It follows that if there was political will the costs of the electricity bill could be approximately halved. The high taxes and subsidies is self induced expenditure by government policy and has nothing to do with the retail price of energy. Indeed, if government policy was that energy should primarily be produced by coal with no CCS then the costs of supply (which makes up only 50% of the bill) would fall further since coal powered generation is the cheapest form of energy production.

No doubt fuel povery would be substantially reduced by a 40 to 50% cut in bill costs and that would mean that less money would need to be set aside to help those who cannot afford to pay their bills.

Why the government does not adopt policies that would enable energy to be supplied at cheap a price as possible is a mystery.

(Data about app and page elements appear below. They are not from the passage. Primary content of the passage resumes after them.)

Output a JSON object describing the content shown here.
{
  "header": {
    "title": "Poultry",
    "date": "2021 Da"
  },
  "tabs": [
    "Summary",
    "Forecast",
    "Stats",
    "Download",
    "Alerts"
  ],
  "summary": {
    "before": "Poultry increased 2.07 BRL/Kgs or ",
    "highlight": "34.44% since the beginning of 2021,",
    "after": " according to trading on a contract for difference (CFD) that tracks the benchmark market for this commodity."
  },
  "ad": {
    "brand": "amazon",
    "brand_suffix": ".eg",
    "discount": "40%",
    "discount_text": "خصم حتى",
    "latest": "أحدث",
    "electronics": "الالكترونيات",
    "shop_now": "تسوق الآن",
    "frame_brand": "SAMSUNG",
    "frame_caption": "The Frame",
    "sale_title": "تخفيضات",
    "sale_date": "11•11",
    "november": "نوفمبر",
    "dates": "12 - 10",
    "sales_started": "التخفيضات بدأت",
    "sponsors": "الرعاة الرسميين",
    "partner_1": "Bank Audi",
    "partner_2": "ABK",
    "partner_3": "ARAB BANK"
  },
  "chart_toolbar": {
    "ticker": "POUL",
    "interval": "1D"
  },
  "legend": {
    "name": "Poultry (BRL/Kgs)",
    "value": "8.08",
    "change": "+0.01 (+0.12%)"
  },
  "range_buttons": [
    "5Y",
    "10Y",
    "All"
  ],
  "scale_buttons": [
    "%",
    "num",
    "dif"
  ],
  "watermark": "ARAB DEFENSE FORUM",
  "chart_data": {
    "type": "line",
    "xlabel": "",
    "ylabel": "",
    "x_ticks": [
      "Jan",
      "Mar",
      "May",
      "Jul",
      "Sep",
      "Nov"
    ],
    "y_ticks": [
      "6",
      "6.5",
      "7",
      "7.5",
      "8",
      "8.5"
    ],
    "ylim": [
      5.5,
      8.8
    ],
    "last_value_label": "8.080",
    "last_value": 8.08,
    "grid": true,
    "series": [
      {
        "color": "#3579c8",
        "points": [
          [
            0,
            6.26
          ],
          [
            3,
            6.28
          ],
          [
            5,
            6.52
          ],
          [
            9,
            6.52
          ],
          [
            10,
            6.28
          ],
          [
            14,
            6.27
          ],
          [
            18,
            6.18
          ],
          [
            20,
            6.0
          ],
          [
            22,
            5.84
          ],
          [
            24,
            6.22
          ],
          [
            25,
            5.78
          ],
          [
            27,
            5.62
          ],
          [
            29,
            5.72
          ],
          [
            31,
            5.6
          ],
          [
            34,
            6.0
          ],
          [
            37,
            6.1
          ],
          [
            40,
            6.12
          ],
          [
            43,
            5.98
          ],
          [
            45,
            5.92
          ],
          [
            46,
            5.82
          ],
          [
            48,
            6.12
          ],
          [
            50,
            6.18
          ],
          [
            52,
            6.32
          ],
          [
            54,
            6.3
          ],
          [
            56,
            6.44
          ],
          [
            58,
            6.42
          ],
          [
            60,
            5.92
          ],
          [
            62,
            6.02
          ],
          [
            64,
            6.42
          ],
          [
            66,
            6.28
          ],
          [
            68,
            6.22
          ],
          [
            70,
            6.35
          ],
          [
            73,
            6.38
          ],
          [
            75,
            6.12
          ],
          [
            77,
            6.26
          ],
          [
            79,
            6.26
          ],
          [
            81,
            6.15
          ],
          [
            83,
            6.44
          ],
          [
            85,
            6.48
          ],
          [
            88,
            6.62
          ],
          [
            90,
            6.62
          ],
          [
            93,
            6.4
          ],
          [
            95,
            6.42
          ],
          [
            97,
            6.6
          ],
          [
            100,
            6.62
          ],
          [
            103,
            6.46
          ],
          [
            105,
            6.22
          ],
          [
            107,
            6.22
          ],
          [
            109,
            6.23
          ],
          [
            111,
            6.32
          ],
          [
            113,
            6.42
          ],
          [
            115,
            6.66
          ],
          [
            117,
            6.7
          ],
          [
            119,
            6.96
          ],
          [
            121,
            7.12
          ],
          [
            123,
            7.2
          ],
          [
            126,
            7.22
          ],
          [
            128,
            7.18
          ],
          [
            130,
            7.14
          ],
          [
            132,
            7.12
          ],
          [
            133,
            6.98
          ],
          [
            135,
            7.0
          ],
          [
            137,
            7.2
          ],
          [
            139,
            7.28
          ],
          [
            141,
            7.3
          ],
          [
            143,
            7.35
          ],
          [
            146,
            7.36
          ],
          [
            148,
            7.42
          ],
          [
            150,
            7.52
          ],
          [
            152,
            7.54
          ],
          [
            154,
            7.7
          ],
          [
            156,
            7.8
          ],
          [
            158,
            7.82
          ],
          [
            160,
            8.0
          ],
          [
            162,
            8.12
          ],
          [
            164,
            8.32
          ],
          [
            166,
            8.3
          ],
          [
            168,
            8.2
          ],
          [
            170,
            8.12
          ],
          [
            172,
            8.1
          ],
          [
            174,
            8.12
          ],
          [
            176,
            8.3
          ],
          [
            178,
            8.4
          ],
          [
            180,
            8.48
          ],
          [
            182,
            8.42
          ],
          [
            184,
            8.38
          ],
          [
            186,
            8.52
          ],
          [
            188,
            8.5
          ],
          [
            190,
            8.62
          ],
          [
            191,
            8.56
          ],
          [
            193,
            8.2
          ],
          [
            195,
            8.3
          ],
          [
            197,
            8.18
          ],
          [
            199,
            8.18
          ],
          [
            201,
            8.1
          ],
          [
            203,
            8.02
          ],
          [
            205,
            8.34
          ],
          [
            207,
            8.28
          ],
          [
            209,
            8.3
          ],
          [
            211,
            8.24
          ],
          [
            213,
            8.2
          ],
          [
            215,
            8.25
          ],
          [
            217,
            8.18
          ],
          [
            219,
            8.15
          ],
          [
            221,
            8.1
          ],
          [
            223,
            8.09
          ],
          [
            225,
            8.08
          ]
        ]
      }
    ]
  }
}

It certainly is not good government since it hampers industry and the consumer. It makes industry less competitive and it restricts the consumer's spending power which in turn restricts high street spending. A good policy for growth would be a policy that would cut electricity bills by 30 to 40% and this could easily be achieved in short time if only there were political will.

May 13, 2013 at 9:02 AM | Unregistered Commenterrichard verney

"demand-side management"

= supply-side management.

The demand in our house is managed by things called 'switches'.

May 13, 2013 at 9:27 AM | Registered Commenterjamesp

How will demand side management cope with a week of no wind? - and nights without sun, of course... Remember the last week of February, c.f.

May 13, 2013 at 11:59 AM | Registered CommenterAlbert Stienstra

"How will demand side management cope with ... nights without sun"

I believe the Spanish government found that some solar panels were remarkably effective at producing electricity at midnight, as long as the subsidies were higher than the cost of diesel fuel.

May 14, 2013 at 5:46 AM | Unregistered CommenterAlex Heyworth

PostPost a New Comment

Enter your information below to add a new comment.

My response is on my own website »
Author Email (optional):
Author URL (optional):
Some HTML allowed: <a href="" title=""> <abbr title=""> <acronym title=""> <b> <blockquote cite=""> <code> <em> <i> <strike> <strong>